Once a person gets a new office or responsibility, they must be given information to get tasks done. Don’t expect too much all at once. Joining churches and getting jobs are the easiest way to have positive impact. Members need to let their needs be known. A new person may or may not learn from a negative so-called expert. Members need to teach others to learn and not just take the benefits. Try some method of inclusion. Attempt to create an inclusive environment to help people get engaged.
Ray Campbell, ACB secretary, led a panel discussion called “The Journey.” The panelists were Katie Frederick, executive director, ACB of Ohio, and Steve Fiksdal, president of the Washington Council of the Blind. Katie read “The ACB Braille Forum” and applied for ACB scholarships. She first got involved with ACB during her college experience. She met affiliate members at the convention. Before being asked to serve on the board, she helped out and volunteered for various projects. When she got on the board, she asked, “What can I do?” She said it took patience and persistence to get more involved.
Steve first needed stronger glasses. Diabetes caused his vision to grow worse and he tried different medications. He contacted Washington Services for the Blind. He joined WCB because he felt he needed something. He attended the first-timers group at the state convention, and joined the first-timers’ committee. He then applied for a school scholarship. He felt camaraderie with those attending. He got on the WCB board as secretary after others could not do it and later became president. He said passionate change is good, but it is better to keep improving.
Ardis Bazyn led the group activity “Bridging the Gap.” She said, “Based on some of the challenges and successes shared by panelists as well as personal experiences, answer the following questions. What can your organization do to make new or younger members feel welcome? What is one thing you will try to do after you leave to either facilitate your increased involvement in an ACB affiliate or an ACB committee or to help an aspiring leader do so?”

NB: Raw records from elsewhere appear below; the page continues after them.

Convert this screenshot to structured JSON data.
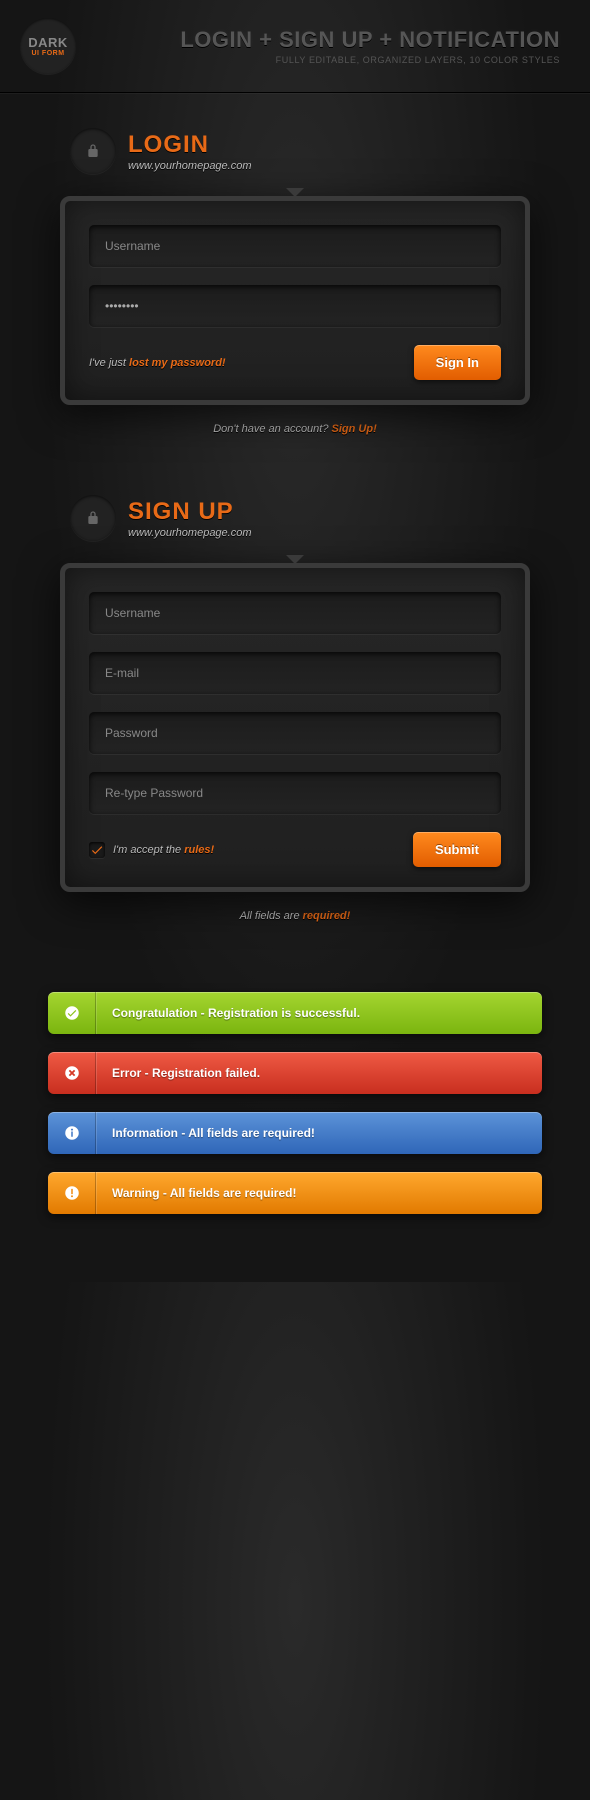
{
  "header": {
    "logo_line1": "DARK",
    "logo_line2": "UI FORM",
    "title": "LOGIN + SIGN UP + NOTIFICATION",
    "subtitle": "FULLY EDITABLE, ORGANIZED LAYERS, 10 COLOR STYLES"
  },
  "login": {
    "title": "LOGIN",
    "subtitle": "www.yourhomepage.com",
    "username_placeholder": "Username",
    "password_value": "••••••••",
    "lost_prefix": "I've just ",
    "lost_link": "lost my password!",
    "button": "Sign In",
    "under_prefix": "Don't have an account? ",
    "under_link": "Sign Up!"
  },
  "signup": {
    "title": "SIGN UP",
    "subtitle": "www.yourhomepage.com",
    "username_placeholder": "Username",
    "email_placeholder": "E-mail",
    "password_placeholder": "Password",
    "repass_placeholder": "Re-type Password",
    "accept_prefix": "I'm accept the ",
    "accept_link": "rules!",
    "button": "Submit",
    "under_prefix": "All fields are ",
    "under_link": "required!"
  },
  "notifications": {
    "success": "Congratulation - Registration is successful.",
    "error": "Error - Registration failed.",
    "info": "Information - All fields are required!",
    "warning": "Warning - All fields are required!"
  },
  "colors": {
    "accent": "#e86a17",
    "success": "#8bc21a",
    "error": "#d63a27",
    "info": "#3f76c6",
    "warning": "#ef8c12"
  }
}
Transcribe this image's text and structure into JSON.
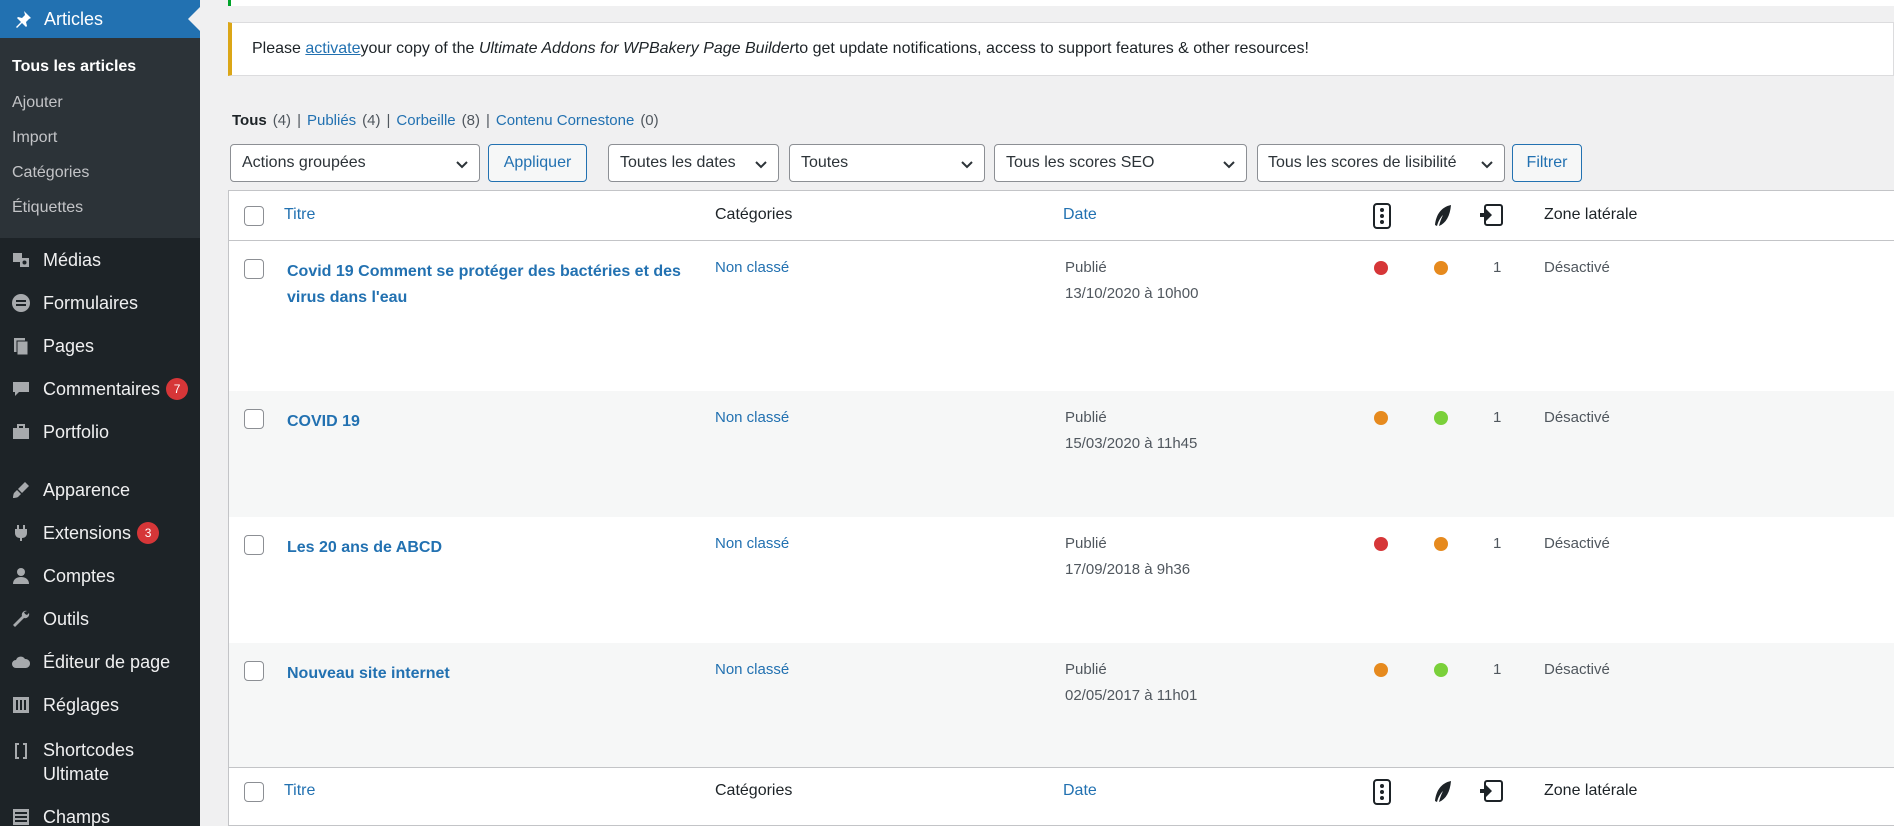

Doug Powell facilitated the report-out. The following suggestions came from participants. Current or past leaders should help to meet the needs of a new person. Inviting a newer person to come to an advocacy effort will get a member more involved. One member got in touch with a celebrity to come to an event. Beep baseball might interest a younger person. Give a new person something to do. Encourage a new person to find a mentor. Everyone should embrace change and listen to the thoughts from new people. Look for ideas from new or different people.
Instead of saying “we did that before,” say, “it may work now.” Take ownership of your organization. Follow through and model good behavior.
Learn to say no or ask for help if you can’t complete a task. Setting boundaries is OK. Let the leader know ahead of time if you can’t finish an assignment, so he/she has time to ask someone else to do the task.
Jeff Thom, ACB’s first vice president, led the wrap-up. We learned that members have to be adaptable. Leadership means leaving your comfort zone, not worrying about failing. Embrace change to do something better. Be passionate to get things done. Getting buy-in from other people is important, as is finding out what people’s needs are. Then, leaders need to find how to help meet their needs. Think about the core goals of the organization and how to get people working with their colleagues and subordinates for lasting results.
If you have ideas for leadership training topics, pass them along to chair Cindy Van Winkle at email@example.com. Watch for “Lead and Learn” conference calls led by Sara Conrad each quarter. The dates will be December 12, March 13, and June 12.